After six weeks of the testing phoney war, the serious stuff is at last under way... sort of. After six weeks of pre-season testing during which the public utterances of the major players were vague and non-committal, Thursday in the Australian Grand Prix paddock offered much the same thing. There wasn't even the advantage of some pleasant Melbourne weather, with more wind and rain than we saw at any time in Spain.
For the most part, Thursday was about downplaying expectations. The exception was Ferrari, whose drivers started the day at a Shell press conference held at V-Power Caffe Veloce. Fernando Alonso and Felipe Massa both tried out the coffee-making machinery as one of those photo-ops that proliferate before the first race of the season. They were doubtless delighted to get their hands on machinery that actually worked after a tough winter in the F2012.
"The button was not too difficult to press and the coffee was fantastic," was Alonso's verdict, but when it came to the team's hopes for the weekend he was a little more cautious. That's not to say that his claim that "we didn't reach our targets but it doesn't mean that we are slower than the other cars," rang true, for few believe that Ferrari will be in the mix for victory. Unless, of course, the Scuderia has been engaged in the most compelling and self-defeating act of sandbagging ever seen in testing.

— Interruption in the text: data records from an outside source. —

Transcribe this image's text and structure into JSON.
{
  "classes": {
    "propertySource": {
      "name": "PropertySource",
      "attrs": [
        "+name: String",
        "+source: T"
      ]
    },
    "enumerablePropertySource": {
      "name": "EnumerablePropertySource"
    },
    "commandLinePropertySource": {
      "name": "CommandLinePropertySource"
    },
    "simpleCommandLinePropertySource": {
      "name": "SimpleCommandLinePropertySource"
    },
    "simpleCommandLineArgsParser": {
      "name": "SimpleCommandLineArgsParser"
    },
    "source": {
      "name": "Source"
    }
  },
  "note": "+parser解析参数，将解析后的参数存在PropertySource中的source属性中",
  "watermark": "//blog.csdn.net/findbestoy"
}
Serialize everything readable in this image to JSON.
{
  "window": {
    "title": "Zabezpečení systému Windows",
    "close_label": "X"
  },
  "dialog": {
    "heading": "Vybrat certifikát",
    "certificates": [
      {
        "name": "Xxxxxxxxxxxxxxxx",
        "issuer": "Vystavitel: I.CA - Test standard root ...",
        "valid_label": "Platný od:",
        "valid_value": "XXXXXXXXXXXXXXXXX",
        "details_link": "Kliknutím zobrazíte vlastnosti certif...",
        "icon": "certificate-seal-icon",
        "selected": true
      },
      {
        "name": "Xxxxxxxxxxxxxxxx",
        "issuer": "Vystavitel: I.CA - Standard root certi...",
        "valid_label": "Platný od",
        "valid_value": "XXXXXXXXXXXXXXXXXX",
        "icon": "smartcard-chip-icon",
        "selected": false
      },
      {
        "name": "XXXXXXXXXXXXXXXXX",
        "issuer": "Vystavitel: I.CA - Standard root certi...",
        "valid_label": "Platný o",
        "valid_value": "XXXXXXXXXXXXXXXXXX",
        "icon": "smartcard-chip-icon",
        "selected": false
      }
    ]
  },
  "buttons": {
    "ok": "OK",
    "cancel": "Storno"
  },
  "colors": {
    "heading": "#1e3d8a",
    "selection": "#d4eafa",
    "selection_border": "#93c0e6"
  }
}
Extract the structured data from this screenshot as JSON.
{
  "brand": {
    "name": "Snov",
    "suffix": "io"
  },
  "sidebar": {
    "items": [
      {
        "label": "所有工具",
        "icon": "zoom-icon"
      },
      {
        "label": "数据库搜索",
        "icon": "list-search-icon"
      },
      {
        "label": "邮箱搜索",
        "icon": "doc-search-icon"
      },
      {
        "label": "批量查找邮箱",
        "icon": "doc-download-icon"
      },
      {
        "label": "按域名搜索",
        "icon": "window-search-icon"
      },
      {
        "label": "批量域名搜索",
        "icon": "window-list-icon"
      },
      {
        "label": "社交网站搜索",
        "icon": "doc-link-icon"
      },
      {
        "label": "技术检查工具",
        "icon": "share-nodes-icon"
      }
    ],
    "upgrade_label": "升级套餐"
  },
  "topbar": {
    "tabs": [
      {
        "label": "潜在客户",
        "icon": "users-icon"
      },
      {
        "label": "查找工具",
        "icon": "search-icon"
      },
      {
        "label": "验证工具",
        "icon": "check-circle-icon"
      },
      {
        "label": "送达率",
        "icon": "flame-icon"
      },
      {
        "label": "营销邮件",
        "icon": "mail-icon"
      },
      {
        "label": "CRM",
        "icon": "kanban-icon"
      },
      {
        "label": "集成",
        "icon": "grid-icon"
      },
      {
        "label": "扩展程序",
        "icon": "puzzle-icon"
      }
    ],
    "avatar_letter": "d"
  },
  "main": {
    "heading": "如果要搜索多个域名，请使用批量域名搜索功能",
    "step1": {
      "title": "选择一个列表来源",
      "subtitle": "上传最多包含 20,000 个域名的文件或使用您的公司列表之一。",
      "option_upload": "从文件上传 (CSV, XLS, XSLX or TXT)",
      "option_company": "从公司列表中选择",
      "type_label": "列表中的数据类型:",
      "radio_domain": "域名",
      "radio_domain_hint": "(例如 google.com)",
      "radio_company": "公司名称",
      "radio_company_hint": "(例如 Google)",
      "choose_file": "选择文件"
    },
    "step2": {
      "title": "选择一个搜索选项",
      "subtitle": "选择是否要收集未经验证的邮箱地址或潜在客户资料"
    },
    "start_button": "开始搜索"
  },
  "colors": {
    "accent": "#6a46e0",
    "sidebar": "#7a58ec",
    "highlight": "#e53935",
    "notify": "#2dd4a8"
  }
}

Drivers routinely give away little in pre-weekend interviews in Australia © LAT
The team that has attracted the most raised eyebrows has been Mercedes. Red Bull and McLaren are hotly-tipped, but Mercedes is shrouded in mystery. Some tip the Silver Arrow as a dark horse for victory and few doubt that Ross Brawn's team has broken clear of the midfield, something that will doubtless have been helped by its innovative 'f-duct' DRS wing being declared legal by the FIA.
Get back on track. Join today for unlimited access to all Autosport news and features.
Are you an Autosport magazine subscriber? Activate your online account
Your Autosport Plus membership includes:
- Unlimited access to Autosport's news - no monthly cap.
- Read the best motorsport features, analysis and opinion.
- Explore Forix, our comprehensive motorsport stats database.
- Choose from monthly, yearly and two-yearly packages.
Edd Straw is Editor-in-Chief of Autosport, overseeing both print and digital versions of the brand. Edd has worked for Autosport since joining as a junior reporter in 2002. He became Editor in November 2014, having previously worked as National Editor, News Editor and Grand Prix Editor.
Originally from Guernsey in the Channel Islands, he joined Autosport shortly after graduating from university. He went on to cover a wide range of categories from club motorsport to the World Touring Car Championship and Le Mans to Formula 3 before switching to F1 full-time at the 2008 French Grand Prix. He continues to cover a range of international events in his position as Editor-in-Chief.
In his spare time, he was formerly a club racer whose abilities did not match his enthusiasm in a variety of categories.